Because ethnic minorities continue to experience health inequities in America, the powerful social forces that help determine our health become all the more relevant to explore. Within this social context, an often overlooked factor is the role that religiosity plays in influencing health. This investigation explored the relationships among religiosity, health, and ethnicity. Primary aims were to specify the change that has occurred over time in religiosity, health, and socio-demographic variables and to determine whether religiosity has a unique influence on health for each ethnic group. The General Social Survey, a large, nationally representative dataset was utilized. Comparisons of correlations (among health, religiosity, and socioeconomic variables) across time revealed that in general, the relationship between religious attendance and health has strengthened, the relationship between education and health has weakened, and the relationships between socioeconomic variables and religiosity have strengthened. Particularly for ethnic minorities, socioeconomic factors have become stronger predictors of religiosity over time. Analyses of covariance of religious attendance and health were conducted separately. Main effects of ethnicity, age, gender and era were highly significant for both dependent variables. For religious attendance, all possible two-way interactions among ethnicity, age, gender, and era were significant as well. For example, ethnic differences in attendance were greater for middle age than for younger adults, were greater for women than for men, and were greater in the recent era than in the previous era. For subjective health, the two-way interactions of ethnicity by age, ethnicity by gender, ethnicity by era, and the three-way interaction of era by ethnicity by age were all significant. Most striking was the greater decline over eras in health of Latinos relative to that of other groups. Finally, the relationship between religiosity and health did not prove to differ significantly across ethnic groups; Although ethnic minorities are strongly religiously committed, the impact of religiosity on health is not stronger/more beneficial for ethnic minorities than for non-Latino Whites. In conclusion, the interplay among religiosity, health, and ethnicity is complex and ever evolving.

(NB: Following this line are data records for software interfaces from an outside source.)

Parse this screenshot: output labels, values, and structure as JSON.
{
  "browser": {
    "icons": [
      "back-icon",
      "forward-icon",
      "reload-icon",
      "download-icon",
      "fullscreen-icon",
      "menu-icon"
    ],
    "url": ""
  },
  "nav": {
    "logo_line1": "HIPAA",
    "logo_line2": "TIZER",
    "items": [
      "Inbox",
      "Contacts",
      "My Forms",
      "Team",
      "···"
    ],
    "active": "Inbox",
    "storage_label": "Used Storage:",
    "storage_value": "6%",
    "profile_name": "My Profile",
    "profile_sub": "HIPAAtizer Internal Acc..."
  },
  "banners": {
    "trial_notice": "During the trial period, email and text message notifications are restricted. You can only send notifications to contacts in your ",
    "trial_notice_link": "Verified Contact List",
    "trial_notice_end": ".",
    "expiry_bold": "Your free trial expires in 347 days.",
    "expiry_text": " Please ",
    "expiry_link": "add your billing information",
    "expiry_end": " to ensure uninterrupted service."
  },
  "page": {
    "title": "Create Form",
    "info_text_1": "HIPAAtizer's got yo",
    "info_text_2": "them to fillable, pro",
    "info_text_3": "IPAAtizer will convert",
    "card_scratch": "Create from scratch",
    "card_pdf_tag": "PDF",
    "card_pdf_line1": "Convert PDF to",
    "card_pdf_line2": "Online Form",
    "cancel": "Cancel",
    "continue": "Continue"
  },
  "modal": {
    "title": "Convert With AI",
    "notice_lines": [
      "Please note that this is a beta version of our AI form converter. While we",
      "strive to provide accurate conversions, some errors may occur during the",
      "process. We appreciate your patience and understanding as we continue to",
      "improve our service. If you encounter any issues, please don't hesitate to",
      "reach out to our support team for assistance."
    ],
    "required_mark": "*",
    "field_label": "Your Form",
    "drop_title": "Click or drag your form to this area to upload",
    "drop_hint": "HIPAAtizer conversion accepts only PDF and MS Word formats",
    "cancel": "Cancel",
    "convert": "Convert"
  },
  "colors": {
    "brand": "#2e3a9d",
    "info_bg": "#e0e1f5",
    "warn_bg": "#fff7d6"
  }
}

Level of Degree
First Committee Member (Chair)
Second Committee Member
Health--Social aspects, Religiousness--Health aspects, Social status--Health aspects, Economic status--Health aspects.
Vicuna, Belinda. "The interplay among religiosity, heath, and ethnicity : changing patterns in the U.S., 1972-2010." (2013). https://digitalrepository.unm.edu/psy_etds/142